A verbatim copy of the records is required, with all pictures left out.
****
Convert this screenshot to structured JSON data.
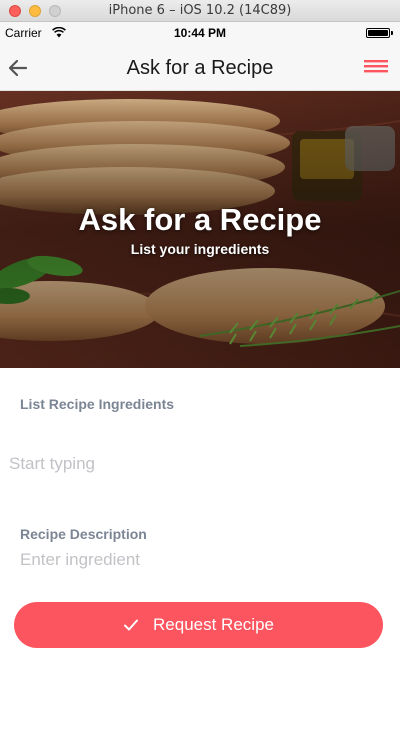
{
  "simulator": {
    "window_title": "iPhone 6 – iOS 10.2 (14C89)"
  },
  "status_bar": {
    "carrier": "Carrier",
    "time": "10:44 PM",
    "battery_level": 1.0
  },
  "nav": {
    "title": "Ask for a Recipe",
    "back_icon": "arrow-left-icon",
    "menu_icon": "hamburger-menu-icon",
    "accent_color": "#fd555f"
  },
  "hero": {
    "title": "Ask for a Recipe",
    "subtitle": "List your ingredients"
  },
  "form": {
    "ingredients_label": "List Recipe Ingredients",
    "ingredients_placeholder": "Start typing",
    "description_label": "Recipe Description",
    "description_placeholder": "Enter ingredient"
  },
  "submit": {
    "label": "Request Recipe",
    "icon": "check-icon",
    "color": "#fd555f"
  }
}
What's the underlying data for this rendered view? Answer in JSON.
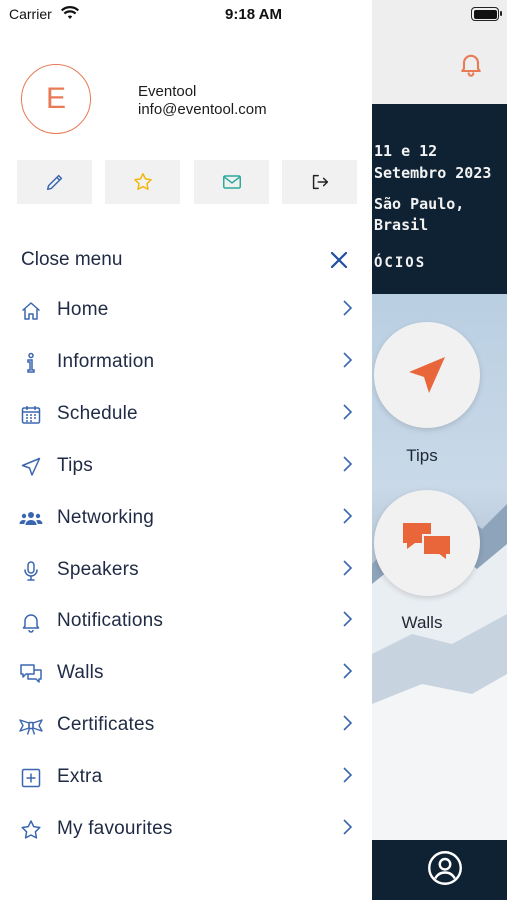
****
# OUTPUT
Convert this screenshot to structured JSON data.
{
  "simulator": {
    "window_title": "iPhone 6 – iOS 10.2 (14C89)"
  },
  "status_bar": {
    "carrier": "Carrier",
    "time": "10:44 PM",
    "battery_level": 1.0
  },
  "nav": {
    "title": "Ask for a Recipe",
    "back_icon": "arrow-left-icon",
    "menu_icon": "hamburger-menu-icon",
    "accent_color": "#fd555f"
  },
  "hero": {
    "title": "Ask for a Recipe",
    "subtitle": "List your ingredients"
  },
  "form": {
    "ingredients_label": "List Recipe Ingredients",
    "ingredients_placeholder": "Start typing",
    "description_label": "Recipe Description",
    "description_placeholder": "Enter ingredient"
  },
  "submit": {
    "label": "Request Recipe",
    "icon": "check-icon",
    "color": "#fd555f"
  }
}
What's the underlying data for this rendered view? Answer in JSON.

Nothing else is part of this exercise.